In conclusion, we should not care so much to know how God and the angels act in favor of us, but we should trust that they do help! Recognizing our limitations, we should appeal to the holy guardian angel for help. He is our companion on the journey through life; let our confidence in him be natural as was that of Tobias. We believe in God and His servant, angels, and that God will do what is salutary for us, often through his angels. God will never resist a humble but trustful prayer! Our Holy Father reminded us of the old principle: "We need to trust in God as if everything depended on him and, at the same time, to work generously as if everything depended on us" (John Paul II., Consecrated life, 73). 

4. Dear Brothers in the Priesthood! How often we are confronted with unforeseen situations! How often we should have to bilocate if we were to help in every situation!

May this felicitous experience of Tobias–simply asking his angelic companion to do what he himself could not do under the circumstances–open a really helpful and consoling perspective for us and encourage us to have still more confidence and work more concretely and naturally together with our personal guardian angel and with the guardian angels of others.

We can call for the help of the holy angels and ask that they may work first for us and also through us. No matter what our mission is or what its demands are, when we try our best, we may trust and hand over the rest to the holy angels.

Our priestly life will become much easier, become more deeply united to God, and become more effective with less emphasis on ourselves.

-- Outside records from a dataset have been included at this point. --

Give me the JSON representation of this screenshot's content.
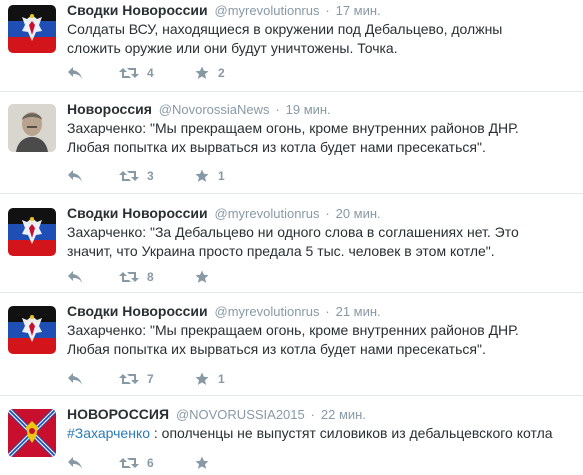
{
  "tweets": [
    {
      "fullname": "Сводки Новороссии",
      "username": "@myrevolutionrus",
      "separator": "·",
      "time": "17 мин.",
      "hashtag": "",
      "text": "Солдаты ВСУ, находящиеся в окружении под Дебальцево, должны\nсложить оружие или они будут уничтожены. Точка.",
      "retweets": "4",
      "favorites": "2",
      "avatar": "dpr-flag-emblem"
    },
    {
      "fullname": "Новороссия",
      "username": "@NovorossiaNews",
      "separator": "·",
      "time": "19 мин.",
      "hashtag": "",
      "text": "Захарченко: \"Мы прекращаем огонь, кроме внутренних районов ДНР.\nЛюбая попытка их вырваться из котла будет нами пресекаться\".",
      "retweets": "3",
      "favorites": "1",
      "avatar": "man-portrait"
    },
    {
      "fullname": "Сводки Новороссии",
      "username": "@myrevolutionrus",
      "separator": "·",
      "time": "20 мин.",
      "hashtag": "",
      "text": "Захарченко: \"За Дебальцево ни одного слова в соглашениях нет. Это\nзначит, что Украина просто предала 5 тыс. человек в этом котле\".",
      "retweets": "8",
      "favorites": "",
      "avatar": "dpr-flag-emblem"
    },
    {
      "fullname": "Сводки Новороссии",
      "username": "@myrevolutionrus",
      "separator": "·",
      "time": "21 мин.",
      "hashtag": "",
      "text": "Захарченко: \"Мы прекращаем огонь, кроме внутренних районов ДНР.\nЛюбая попытка их вырваться из котла будет нами пресекаться\".",
      "retweets": "7",
      "favorites": "1",
      "avatar": "dpr-flag-emblem"
    },
    {
      "fullname": "НОВОРОССИЯ",
      "username": "@NOVORUSSIA2015",
      "separator": "·",
      "time": "22 мин.",
      "hashtag": "#Захарченко",
      "text": " : ополченцы не выпустят силовиков из дебальцевского котла",
      "retweets": "6",
      "favorites": "",
      "avatar": "novorossia-flag"
    }
  ],
  "colors": {
    "name": "#292f33",
    "meta": "#8899a6",
    "hashtag": "#2b7bb9",
    "divider": "#e1e8ed"
  },
  "icons": {
    "reply": "reply-arrow-icon",
    "retweet": "retweet-icon",
    "favorite": "star-icon"
  }
}
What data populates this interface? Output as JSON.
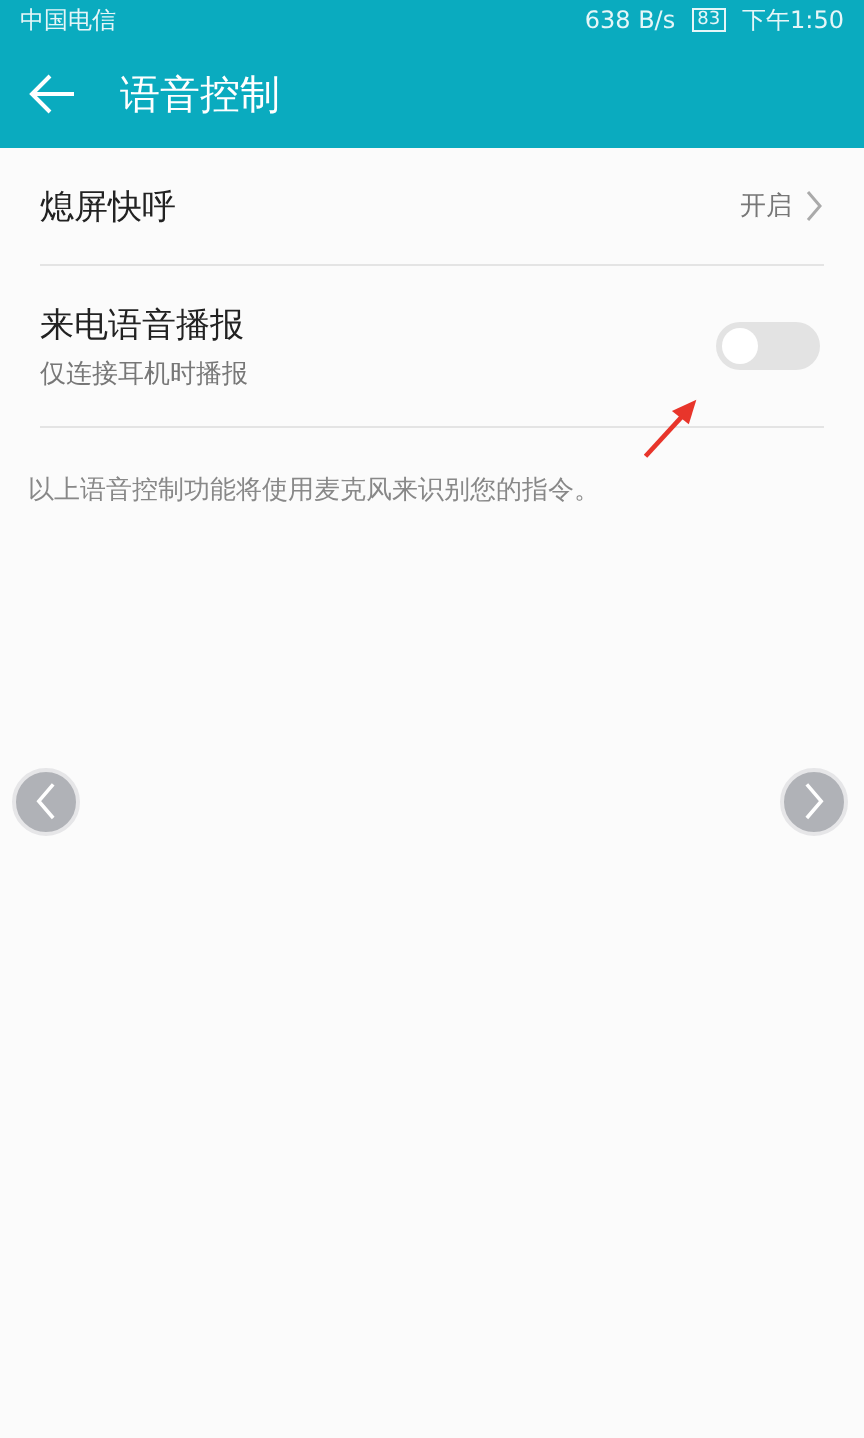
{
  "status_bar": {
    "carrier": "中国电信",
    "speed": "638 B/s",
    "battery": "83",
    "time": "下午1:50"
  },
  "app_bar": {
    "title": "语音控制"
  },
  "settings": [
    {
      "kind": "link",
      "title": "熄屏快呼",
      "value": "开启"
    },
    {
      "kind": "toggle",
      "title": "来电语音播报",
      "subtitle": "仅连接耳机时播报",
      "on": false
    }
  ],
  "note": "以上语音控制功能将使用麦克风来识别您的指令。"
}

May the praise of the Lord always be the final end: the end of everyday life: the end of all our pastoral effort, and the end of our life here on earth and in heaven, joined with the everlasting praise of the angels!

Fr. Titus Kieninger, ORC